Since the dawn of the home schooling movement in America, the question has been asked: “Can home schoolers compete academically with their brick-and-mortar counterparts?” Since every serious study has supported home schooling in that regard, you don’t hear the question much these days. Perhaps more readily seeing the value of sports in their sons’ lives, fathers have continued to ask a different question: “Can home schoolers compete athletically with their brick-and-mortar counterparts?”
Fathers, home schooled children are answering that question every day.
Michael Beasley, who was recently signed by the Miami Heat after a year at Kansas State University, is a former home schooled student who was once projected as being the first “home school to the NBA” basketball player.
“Home school to the NBA?” Get used to the phrase.
University of Florida quarterback Tim Tebow is no doubt headed for the NFL, where former home schooler Washington Redskins defensive end Jason Taylor has already found a home. Tim Tebow was home schooled by his parents, Robert and Pam Tebow, whose five home-schooled children have all received college scholarships academically, athletically, or in music. Tim Tebow has won a national championship at Florida, as well as the Heisman Trophy.
On the baseball front, there now exists a Home School World Series Association, whose participants have been signed by the Philadelphia Phillies and Minnesota Twins organizations.
Venus and Serena Williams, two of the most accomplished tennis players in history, were home schooled.
Home schooling doesn’t appear to be much of an obstacle for skaters. Seton Home Study School alumnus Ryan Bradley is a three-time U.S. Collegiate skating champion, and a 2007 U.S. Nationals silver medalist. Katherine Hadford, another Seton Home Study School student, is a three-time Hungarian Figure Skating Championship medalist.
In gymnastics, seven-time U.S. National gymnast and Seton Home Study School alumna Katie Heenan just received the 2008 Honda Award as the nation’s top female collegiate gymnast. Katie is currently at the University of Georgia, where she and her team have won the NCAA Women’s Gymnastics Championship. Katie is in good company, as Carly Patterson, the 2004 gymnastics Olympic gold medalist, was also home schooled.

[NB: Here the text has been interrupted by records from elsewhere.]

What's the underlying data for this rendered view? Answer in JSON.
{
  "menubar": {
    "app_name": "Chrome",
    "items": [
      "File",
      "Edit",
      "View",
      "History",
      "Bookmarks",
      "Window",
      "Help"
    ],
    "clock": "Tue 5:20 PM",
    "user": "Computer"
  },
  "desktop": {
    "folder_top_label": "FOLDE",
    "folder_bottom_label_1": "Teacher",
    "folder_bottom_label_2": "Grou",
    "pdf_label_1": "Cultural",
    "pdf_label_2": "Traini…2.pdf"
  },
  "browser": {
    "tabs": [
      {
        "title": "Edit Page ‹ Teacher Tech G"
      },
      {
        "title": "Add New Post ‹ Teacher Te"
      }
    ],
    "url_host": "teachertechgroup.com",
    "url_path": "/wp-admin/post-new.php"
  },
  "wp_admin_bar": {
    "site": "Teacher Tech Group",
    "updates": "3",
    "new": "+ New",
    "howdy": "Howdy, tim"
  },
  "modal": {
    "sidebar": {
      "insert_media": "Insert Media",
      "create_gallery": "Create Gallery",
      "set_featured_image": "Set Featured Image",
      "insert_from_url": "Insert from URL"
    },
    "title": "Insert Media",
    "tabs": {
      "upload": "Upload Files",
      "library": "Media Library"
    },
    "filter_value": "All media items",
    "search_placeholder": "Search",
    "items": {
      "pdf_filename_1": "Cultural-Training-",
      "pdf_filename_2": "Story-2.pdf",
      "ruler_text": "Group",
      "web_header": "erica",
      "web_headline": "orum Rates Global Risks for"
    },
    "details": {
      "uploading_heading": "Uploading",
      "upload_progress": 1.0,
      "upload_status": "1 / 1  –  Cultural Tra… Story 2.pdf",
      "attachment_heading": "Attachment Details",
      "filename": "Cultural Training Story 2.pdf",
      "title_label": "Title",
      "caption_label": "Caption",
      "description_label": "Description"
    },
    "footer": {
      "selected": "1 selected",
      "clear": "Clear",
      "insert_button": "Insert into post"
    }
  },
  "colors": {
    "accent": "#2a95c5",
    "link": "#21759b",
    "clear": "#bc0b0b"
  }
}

Rather than being a hindrance to athletics, home schooling is increasingly recognized as a boon to athletic life. In a 2005 USA Today article entitled “Elite Take Home-School Route,” author Sal Ruibal suggests that home schooling is the educational method of choice for exceptionally gifted athletes. The article demonstrates that home schooling provides the perfect situation for athletes to excel, as they are not bound by the constraints of the formal-schooling classroom day. In these exceptional cases, home schooling is viewed as the gifted athlete study program.
More commonly, for team sports, there are two athletic roads that a home schooled child can pursue in America today. First, in many cases, he or she can play for the local public school team, as over twenty states now allow home school participation in public school athletic programs. This was the road chosen by the Tebow family, as they wanted Tim to play in a competitive setting.
Second, the student can play in a home school league, where he or she will play alongside other home school students. In the years to come, as home schooling continues to be a growing educational trend in America, and as the estimated number of home schooled students across the country surpasses the two million mark, home school teams will become increasingly common—and increasingly competitive. Many states now have competitive home schooling teams in baseball, football, soccer and basketball.
Those who have home schooled quickly realize that the dedication necessary for high achievement in sports is a natural outgrowth of the lessons learned through home learning. When the Women’s Professional Soccer League kicks off in 2009, you may see Katie Klaas Erikkson driving for a goal. Erikkson, who has already played in the W-League, the highest women’s league in the country, was home schooled.
In an article entitled: “Soccer Kids” on the HSLDA website several years ago, Katie said:
“At public school, I saw kids do the minimal work required to get through classes. At home, we were always taught to work our hardest at things. We were reminded that God commands us to do our best in everything, that we are working for Him and not for people. I think even in soccer you can see the mentality of ‘what’s the least I can do to get by.’ We had the mentality of ‘what’s the most we can do.’ If my coach told me I need to work on something, I would go work on it. We were used to working on our own.”
Katie’s comments suggest a simple notion: that home schooling habits of diligence, perseverance, and goal orientation directly translate to the playing field. As Aristotle observed: “We are what we repeatedly do. Excellence, then, is not an act, but a habit.”
Fathers, on a practical level, try to get involved in home schooling athletic groups in your area. As a father, it should be a source of pride that home schooling programs are producing world-class athletes. Make an effort to get your children involved in these home schooling leagues, and be willing to help coach when you get there! If your children are too young to play in high school leagues, take them to see some local home school league games, illustrate to them that children with their same educational background are excelling on the field athletically as well as off the field academically.
Thanks for reading my articles on fatherhood this year, and thank you for all your kind comments and prayers.
May all you fathers and your families have a Blessed Christmas.